▶ **EXERCISE BRIEF**
Every record below needs to be printed again exactly.

* * *

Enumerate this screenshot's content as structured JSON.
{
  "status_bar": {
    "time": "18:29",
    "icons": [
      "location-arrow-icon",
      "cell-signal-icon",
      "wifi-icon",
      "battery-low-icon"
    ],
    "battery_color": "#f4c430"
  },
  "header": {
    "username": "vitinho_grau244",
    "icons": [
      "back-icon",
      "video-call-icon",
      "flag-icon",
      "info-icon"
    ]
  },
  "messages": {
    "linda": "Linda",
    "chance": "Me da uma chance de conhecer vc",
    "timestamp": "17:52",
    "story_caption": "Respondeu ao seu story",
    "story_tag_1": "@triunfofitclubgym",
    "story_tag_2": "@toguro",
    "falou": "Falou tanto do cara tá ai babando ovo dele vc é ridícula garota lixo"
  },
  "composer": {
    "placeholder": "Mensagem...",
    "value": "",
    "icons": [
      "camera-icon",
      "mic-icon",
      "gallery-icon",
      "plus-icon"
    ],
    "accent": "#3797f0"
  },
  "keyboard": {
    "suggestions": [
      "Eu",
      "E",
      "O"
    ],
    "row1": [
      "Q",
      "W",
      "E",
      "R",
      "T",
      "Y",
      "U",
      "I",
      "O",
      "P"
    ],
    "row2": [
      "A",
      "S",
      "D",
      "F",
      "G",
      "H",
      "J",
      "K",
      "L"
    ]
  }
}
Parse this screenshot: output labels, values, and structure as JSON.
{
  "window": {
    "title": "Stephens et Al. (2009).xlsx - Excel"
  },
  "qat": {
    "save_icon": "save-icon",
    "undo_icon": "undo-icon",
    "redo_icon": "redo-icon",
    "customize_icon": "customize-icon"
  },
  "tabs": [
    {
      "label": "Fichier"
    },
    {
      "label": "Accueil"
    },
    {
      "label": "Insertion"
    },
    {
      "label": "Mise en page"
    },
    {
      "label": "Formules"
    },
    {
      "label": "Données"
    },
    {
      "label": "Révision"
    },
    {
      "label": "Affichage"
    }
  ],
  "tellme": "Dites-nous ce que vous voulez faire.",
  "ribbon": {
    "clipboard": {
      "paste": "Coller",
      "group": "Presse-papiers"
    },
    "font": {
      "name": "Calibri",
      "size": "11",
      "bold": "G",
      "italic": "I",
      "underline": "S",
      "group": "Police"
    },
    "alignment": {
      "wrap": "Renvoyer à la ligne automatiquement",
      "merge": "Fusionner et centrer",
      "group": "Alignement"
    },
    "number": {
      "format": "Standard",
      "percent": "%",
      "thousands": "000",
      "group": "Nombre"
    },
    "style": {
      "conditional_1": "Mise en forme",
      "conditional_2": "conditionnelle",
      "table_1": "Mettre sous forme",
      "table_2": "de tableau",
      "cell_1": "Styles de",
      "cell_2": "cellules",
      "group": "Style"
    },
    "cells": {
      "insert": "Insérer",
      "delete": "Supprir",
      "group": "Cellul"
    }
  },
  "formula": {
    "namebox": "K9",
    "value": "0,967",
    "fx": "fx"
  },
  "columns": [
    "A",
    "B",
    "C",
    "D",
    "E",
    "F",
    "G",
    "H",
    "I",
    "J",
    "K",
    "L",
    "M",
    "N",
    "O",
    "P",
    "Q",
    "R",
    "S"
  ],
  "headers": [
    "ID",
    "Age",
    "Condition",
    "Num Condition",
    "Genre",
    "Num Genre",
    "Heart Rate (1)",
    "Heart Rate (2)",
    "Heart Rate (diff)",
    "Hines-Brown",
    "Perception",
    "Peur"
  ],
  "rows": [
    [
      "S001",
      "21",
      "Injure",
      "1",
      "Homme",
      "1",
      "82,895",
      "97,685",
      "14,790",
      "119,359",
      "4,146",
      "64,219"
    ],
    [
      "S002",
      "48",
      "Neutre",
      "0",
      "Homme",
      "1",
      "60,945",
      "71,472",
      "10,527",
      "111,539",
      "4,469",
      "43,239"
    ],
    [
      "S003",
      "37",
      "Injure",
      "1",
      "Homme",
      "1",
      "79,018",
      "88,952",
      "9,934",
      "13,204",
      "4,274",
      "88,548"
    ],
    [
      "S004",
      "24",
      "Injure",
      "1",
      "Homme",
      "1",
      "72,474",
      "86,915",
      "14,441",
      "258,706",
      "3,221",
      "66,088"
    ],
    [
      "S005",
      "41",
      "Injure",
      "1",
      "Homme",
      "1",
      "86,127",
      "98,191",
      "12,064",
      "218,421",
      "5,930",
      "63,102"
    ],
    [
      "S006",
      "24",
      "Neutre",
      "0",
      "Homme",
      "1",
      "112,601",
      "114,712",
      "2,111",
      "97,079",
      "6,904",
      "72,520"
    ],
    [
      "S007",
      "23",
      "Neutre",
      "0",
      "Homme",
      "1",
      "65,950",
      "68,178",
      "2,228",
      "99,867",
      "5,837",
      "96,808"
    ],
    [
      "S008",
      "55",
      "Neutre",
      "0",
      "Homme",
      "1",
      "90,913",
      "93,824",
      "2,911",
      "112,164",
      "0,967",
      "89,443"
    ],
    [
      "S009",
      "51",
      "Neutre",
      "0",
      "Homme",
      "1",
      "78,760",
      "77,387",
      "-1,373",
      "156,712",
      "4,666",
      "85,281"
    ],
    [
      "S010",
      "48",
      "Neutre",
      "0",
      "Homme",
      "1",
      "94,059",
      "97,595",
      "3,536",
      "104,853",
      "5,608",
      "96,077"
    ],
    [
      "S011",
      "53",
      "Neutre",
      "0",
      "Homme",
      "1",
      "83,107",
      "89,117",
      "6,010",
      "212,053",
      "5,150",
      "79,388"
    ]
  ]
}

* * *

▶ **YOUR SOLUTION**
Enumerate this screenshot's content as structured JSON.
{
  "status_bar": {
    "time": "18:29",
    "icons": [
      "location-arrow-icon",
      "cell-signal-icon",
      "wifi-icon",
      "battery-low-icon"
    ],
    "battery_color": "#f4c430"
  },
  "header": {
    "username": "vitinho_grau244",
    "icons": [
      "back-icon",
      "video-call-icon",
      "flag-icon",
      "info-icon"
    ]
  },
  "messages": {
    "linda": "Linda",
    "chance": "Me da uma chance de conhecer vc",
    "timestamp": "17:52",
    "story_caption": "Respondeu ao seu story",
    "story_tag_1": "@triunfofitclubgym",
    "story_tag_2": "@toguro",
    "falou": "Falou tanto do cara tá ai babando ovo dele vc é ridícula garota lixo"
  },
  "composer": {
    "placeholder": "Mensagem...",
    "value": "",
    "icons": [
      "camera-icon",
      "mic-icon",
      "gallery-icon",
      "plus-icon"
    ],
    "accent": "#3797f0"
  },
  "keyboard": {
    "suggestions": [
      "Eu",
      "E",
      "O"
    ],
    "row1": [
      "Q",
      "W",
      "E",
      "R",
      "T",
      "Y",
      "U",
      "I",
      "O",
      "P"
    ],
    "row2": [
      "A",
      "S",
      "D",
      "F",
      "G",
      "H",
      "J",
      "K",
      "L"
    ]
  }
}
Parse this screenshot: output labels, values, and structure as JSON.
{
  "window": {
    "title": "Stephens et Al. (2009).xlsx - Excel"
  },
  "qat": {
    "save_icon": "save-icon",
    "undo_icon": "undo-icon",
    "redo_icon": "redo-icon",
    "customize_icon": "customize-icon"
  },
  "tabs": [
    {
      "label": "Fichier"
    },
    {
      "label": "Accueil"
    },
    {
      "label": "Insertion"
    },
    {
      "label": "Mise en page"
    },
    {
      "label": "Formules"
    },
    {
      "label": "Données"
    },
    {
      "label": "Révision"
    },
    {
      "label": "Affichage"
    }
  ],
  "tellme": "Dites-nous ce que vous voulez faire.",
  "ribbon": {
    "clipboard": {
      "paste": "Coller",
      "group": "Presse-papiers"
    },
    "font": {
      "name": "Calibri",
      "size": "11",
      "bold": "G",
      "italic": "I",
      "underline": "S",
      "group": "Police"
    },
    "alignment": {
      "wrap": "Renvoyer à la ligne automatiquement",
      "merge": "Fusionner et centrer",
      "group": "Alignement"
    },
    "number": {
      "format": "Standard",
      "percent": "%",
      "thousands": "000",
      "group": "Nombre"
    },
    "style": {
      "conditional_1": "Mise en forme",
      "conditional_2": "conditionnelle",
      "table_1": "Mettre sous forme",
      "table_2": "de tableau",
      "cell_1": "Styles de",
      "cell_2": "cellules",
      "group": "Style"
    },
    "cells": {
      "insert": "Insérer",
      "delete": "Supprir",
      "group": "Cellul"
    }
  },
  "formula": {
    "namebox": "K9",
    "value": "0,967",
    "fx": "fx"
  },
  "columns": [
    "A",
    "B",
    "C",
    "D",
    "E",
    "F",
    "G",
    "H",
    "I",
    "J",
    "K",
    "L",
    "M",
    "N",
    "O",
    "P",
    "Q",
    "R",
    "S"
  ],
  "headers": [
    "ID",
    "Age",
    "Condition",
    "Num Condition",
    "Genre",
    "Num Genre",
    "Heart Rate (1)",
    "Heart Rate (2)",
    "Heart Rate (diff)",
    "Hines-Brown",
    "Perception",
    "Peur"
  ],
  "rows": [
    [
      "S001",
      "21",
      "Injure",
      "1",
      "Homme",
      "1",
      "82,895",
      "97,685",
      "14,790",
      "119,359",
      "4,146",
      "64,219"
    ],
    [
      "S002",
      "48",
      "Neutre",
      "0",
      "Homme",
      "1",
      "60,945",
      "71,472",
      "10,527",
      "111,539",
      "4,469",
      "43,239"
    ],
    [
      "S003",
      "37",
      "Injure",
      "1",
      "Homme",
      "1",
      "79,018",
      "88,952",
      "9,934",
      "13,204",
      "4,274",
      "88,548"
    ],
    [
      "S004",
      "24",
      "Injure",
      "1",
      "Homme",
      "1",
      "72,474",
      "86,915",
      "14,441",
      "258,706",
      "3,221",
      "66,088"
    ],
    [
      "S005",
      "41",
      "Injure",
      "1",
      "Homme",
      "1",
      "86,127",
      "98,191",
      "12,064",
      "218,421",
      "5,930",
      "63,102"
    ],
    [
      "S006",
      "24",
      "Neutre",
      "0",
      "Homme",
      "1",
      "112,601",
      "114,712",
      "2,111",
      "97,079",
      "6,904",
      "72,520"
    ],
    [
      "S007",
      "23",
      "Neutre",
      "0",
      "Homme",
      "1",
      "65,950",
      "68,178",
      "2,228",
      "99,867",
      "5,837",
      "96,808"
    ],
    [
      "S008",
      "55",
      "Neutre",
      "0",
      "Homme",
      "1",
      "90,913",
      "93,824",
      "2,911",
      "112,164",
      "0,967",
      "89,443"
    ],
    [
      "S009",
      "51",
      "Neutre",
      "0",
      "Homme",
      "1",
      "78,760",
      "77,387",
      "-1,373",
      "156,712",
      "4,666",
      "85,281"
    ],
    [
      "S010",
      "48",
      "Neutre",
      "0",
      "Homme",
      "1",
      "94,059",
      "97,595",
      "3,536",
      "104,853",
      "5,608",
      "96,077"
    ],
    [
      "S011",
      "53",
      "Neutre",
      "0",
      "Homme",
      "1",
      "83,107",
      "89,117",
      "6,010",
      "212,053",
      "5,150",
      "79,388"
    ]
  ]
}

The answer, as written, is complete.